The local Gilroy Dispatch reported the student claimed to have been bullied and became a celebrity, sitting down for interviews with the likes of National Geographic.
Shortly after Trump’s election, the Muslim student, a freshman, claimed to have first encountered bullying.
‘The true faith, Islam’
The influence of Islam in public schools has become a nationwide issue.
In May 2017, in Groesbeck, Texas, a couple moved their sixth-grade daughter to a new school after they discovered her history homework assignment on Islam.

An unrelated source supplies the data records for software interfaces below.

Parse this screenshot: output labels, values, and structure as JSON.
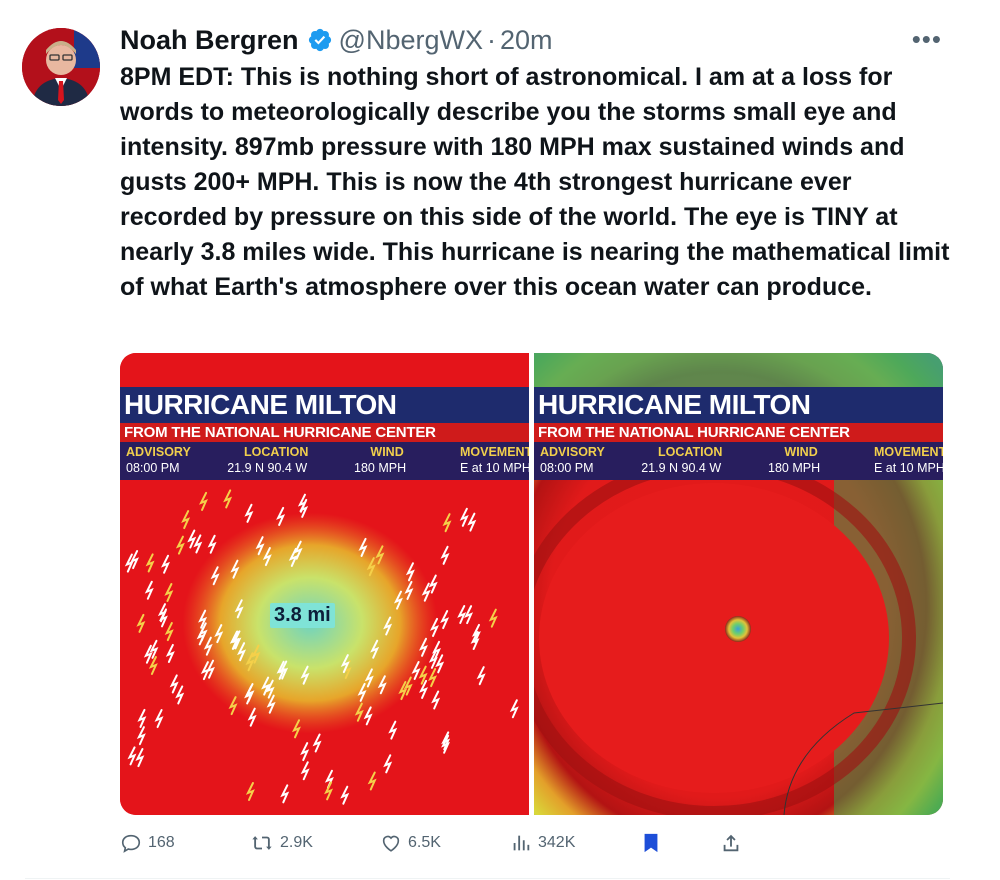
{
  "author": {
    "name": "Noah Bergren",
    "handle": "@NbergWX",
    "separator": "·",
    "time": "20m",
    "verified": true,
    "avatar_icon": "profile-photo"
  },
  "menu_icon": "more-dots-icon",
  "tweet_text": "8PM EDT: This is nothing short of astronomical. I am at a loss for words to meteorologically describe you the storms small eye and intensity. 897mb pressure with 180 MPH max sustained winds and gusts 200+ MPH. This is now the 4th strongest hurricane ever recorded by pressure on this side of the world. The eye is TINY at nearly 3.8 miles wide. This hurricane is nearing the mathematical limit of what Earth's atmosphere over this ocean water can produce.",
  "media": [
    {
      "title": "HURRICANE MILTON",
      "subtitle": "FROM THE NATIONAL HURRICANE CENTER",
      "advisory_label": "ADVISORY",
      "advisory_value": "08:00 PM",
      "location_label": "LOCATION",
      "location_value": "21.9 N 90.4 W",
      "wind_label": "WIND",
      "wind_value": "180 MPH",
      "movement_label": "MOVEMENT",
      "movement_value": "E at 10 MPH",
      "eye_label": "3.8 mi"
    },
    {
      "title": "HURRICANE MILTON",
      "subtitle": "FROM THE NATIONAL HURRICANE CENTER",
      "advisory_label": "ADVISORY",
      "advisory_value": "08:00 PM",
      "location_label": "LOCATION",
      "location_value": "21.9 N 90.4 W",
      "wind_label": "WIND",
      "wind_value": "180 MPH",
      "movement_label": "MOVEMENT",
      "movement_value": "E at 10 MPH"
    }
  ],
  "actions": {
    "replies": "168",
    "reposts": "2.9K",
    "likes": "6.5K",
    "views": "342K"
  },
  "colors": {
    "accent_blue": "#1d9bf0",
    "bookmark_active": "#1d4ed8",
    "muted_text": "#536471",
    "banner_navy": "#1e2b6d",
    "banner_red": "#cf1b1b"
  }
}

In late March 2017, as WND reported, a middle school in Chatham, New Jersey, was using a cartoon video to teach the Five Pillars of Islam to seventh-grade students, prompting two parents to obtain legal services to fight the school district, which has ignored their concerns.
WND also reported in March 2017 a high school in Frisco, Texas, set up an Islamic prayer room specifically for Muslim students to pray on campus during school hours. The same type of prayer rooms have been set up in high schools in St. Cloud, Minnesota, and other school districts.

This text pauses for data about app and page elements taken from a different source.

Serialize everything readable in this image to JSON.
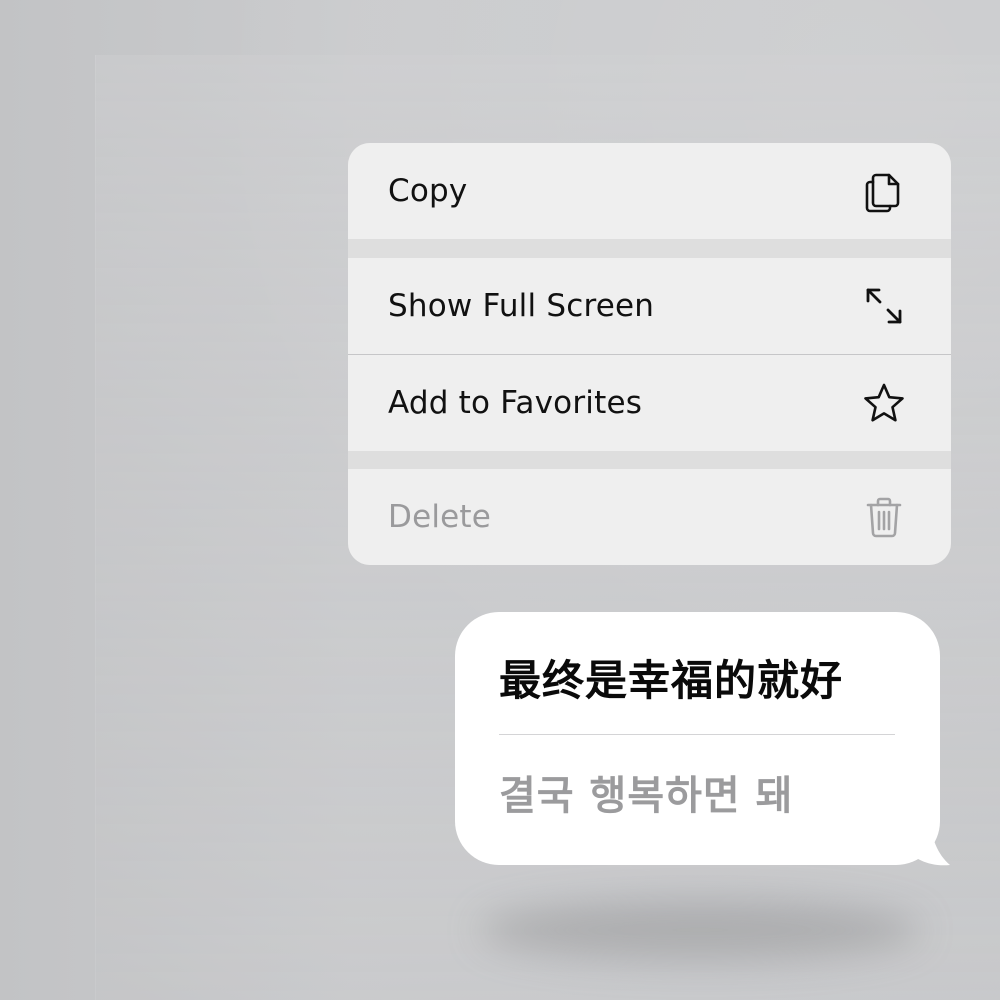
{
  "context_menu": {
    "items": [
      {
        "label": "Copy",
        "icon": "copy-icon",
        "enabled": true
      },
      {
        "label": "Show Full Screen",
        "icon": "expand-icon",
        "enabled": true
      },
      {
        "label": "Add to Favorites",
        "icon": "star-icon",
        "enabled": true
      },
      {
        "label": "Delete",
        "icon": "trash-icon",
        "enabled": false
      }
    ]
  },
  "message": {
    "primary_text": "最终是幸福的就好",
    "secondary_text": "결국 행복하면 돼"
  },
  "colors": {
    "background": "#c8c8ca",
    "menu_item": "#efefef",
    "menu_gap": "#dedede",
    "label": "#111111",
    "disabled_label": "#9a9a9c",
    "bubble": "#ffffff",
    "secondary_text": "#9b9b9d"
  }
}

In 2015, parents in Tennessee asked the governor, legislature and state education department to investigate pro-Islam bias in textbooks and other materials.
WND reported in 2012 ACT for America conducted an analysis of 38 textbooks used in the sixth through 12th grades in public schools and found that since the 1990s, discussions of Islam are taking up more and more pages, while the space devoted to Judaism and Christianity has simultaneously decreased.
In 2009, Gilbert T. Sewall, director of the American Textbook Council, a group that reviews history books, told Fox News the texts were “whitewashing” Islamic extremism and key subjects such as jihad, Islamic law and the status of women.
Also in 2009, WND reported the middle school textbook “History Alive! The Medieval World and Beyond,” published by Teachers’ Curriculum Institute, said an Islamic “jihad” is an effort by Muslims to convince “others to take up worthy causes, such as funding medical research.”
In 2006, WND reported a school in Oregon taught Islam by having students study and learn Muslim prayers and dress as Muslims.
WND reported in 2003 a prominent Muslim leader who eventually was convicted on terror-related charges helped write the “Religious Expression in Public Schools” guidelines issued by President Bill Clinton.
In 2001, shortly after the 9/11 attacks, seventh graders in Byron, California, were taught a three-week course on Islam that required them to learn 25 Islamic terms, 20 proverbs, Islam’s Five Pillars of Faith, 10 key Islamic prophets and disciples, recite from the Quran, wear a robe during class, adopt a Muslim name and stage their own “holy war” in a dice game.
Parents went to court to uphold their right to reject the class for their children, but a federal judge ruled against them, and in 2006, the U.S. Supreme Court refused to consider their appeal.